and was sent to the locker room during a playoff game, for which he later apologized.
All of that makes this an interesting addition for the Celtics. His
shooting ability will certainly be a plus for a bench that could use
some. If he can accept his role and do it without complaint then this
move has solid potential. If not, then it’s still a reasonable low-cost
gamble for a player with an obvious skill.
But Wafer will help if he can be a calmer version of the player who
shot 45 percent overall and 39 percent from deep for Houston. Eddie
House can shoot threes. Tony Allen can attack the rim and post up
smaller guys. Wafer can do both. In 2009, he took just as many shots at the rim as he did from three-point range (about 2.5 per game), and finished those shots at the rim 60 percent of the time—a league average mark for a guard. (League average is wonderful for a back-up). He hit long twos at a solid clip and flashed a usable mid-range game.
In other words: He can score from anywhere on the court. He won’t
always do it efficiently or within the flow, but there isn’t a spot from
which he is a total non-threat.
His passing numbers in 2009 were dismal, but he turned the ball over
on fewer than 10 percent of the possessions on which he tried to do
something with it—an outstanding mark for a guy who looks for his shot
so often, and a lower mark than every Celtic regular last season other than Rasheed Wallace. (And Sheed wasn’t exactly driving and dishing in 2010
So Wafer is a being brought in as a shooter but, unlike Eddie House, he can get to the rim and finish pretty effectively too. He won’t turn the ball over a lot, but he also won’t pass it a lot either. He’s also potentially a hot-head that has clashed with past coaches.
All that for the minimum salary? Sign me up. It’s the same argument I’ve made, and will continue to make, with Shaq: A minimum wage guy is a zero-risk signing. The second he becomes a problem… you cut him.
But I believe in the power of the Boston Celtics power structure.
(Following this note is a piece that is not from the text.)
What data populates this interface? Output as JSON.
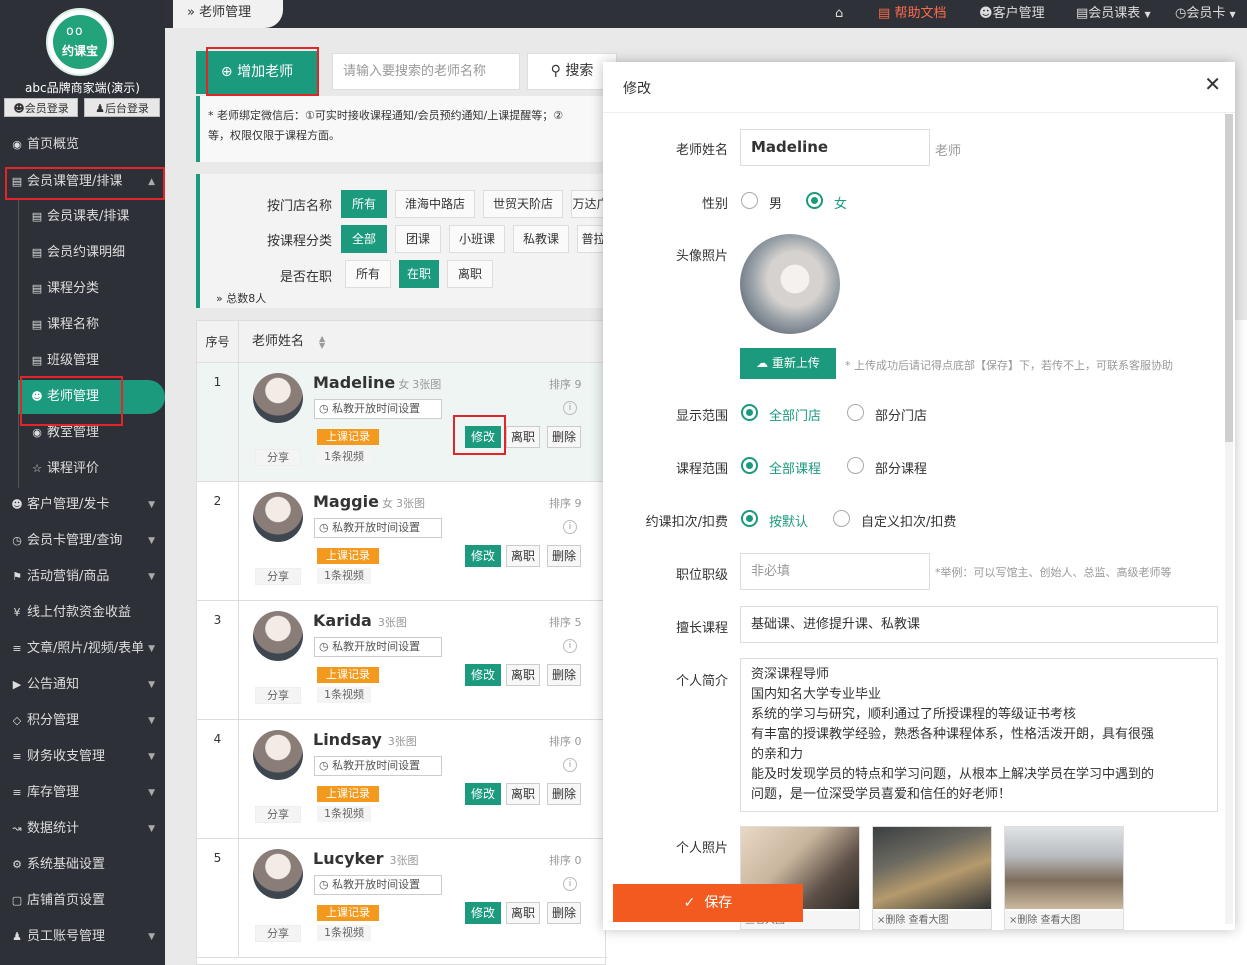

The veterans on this team, the coaching staff on this team, and the ownership/front office won’t let someone walk in here and be disruptive. The upside of this signing is far greater than the downside.
The rest of the links: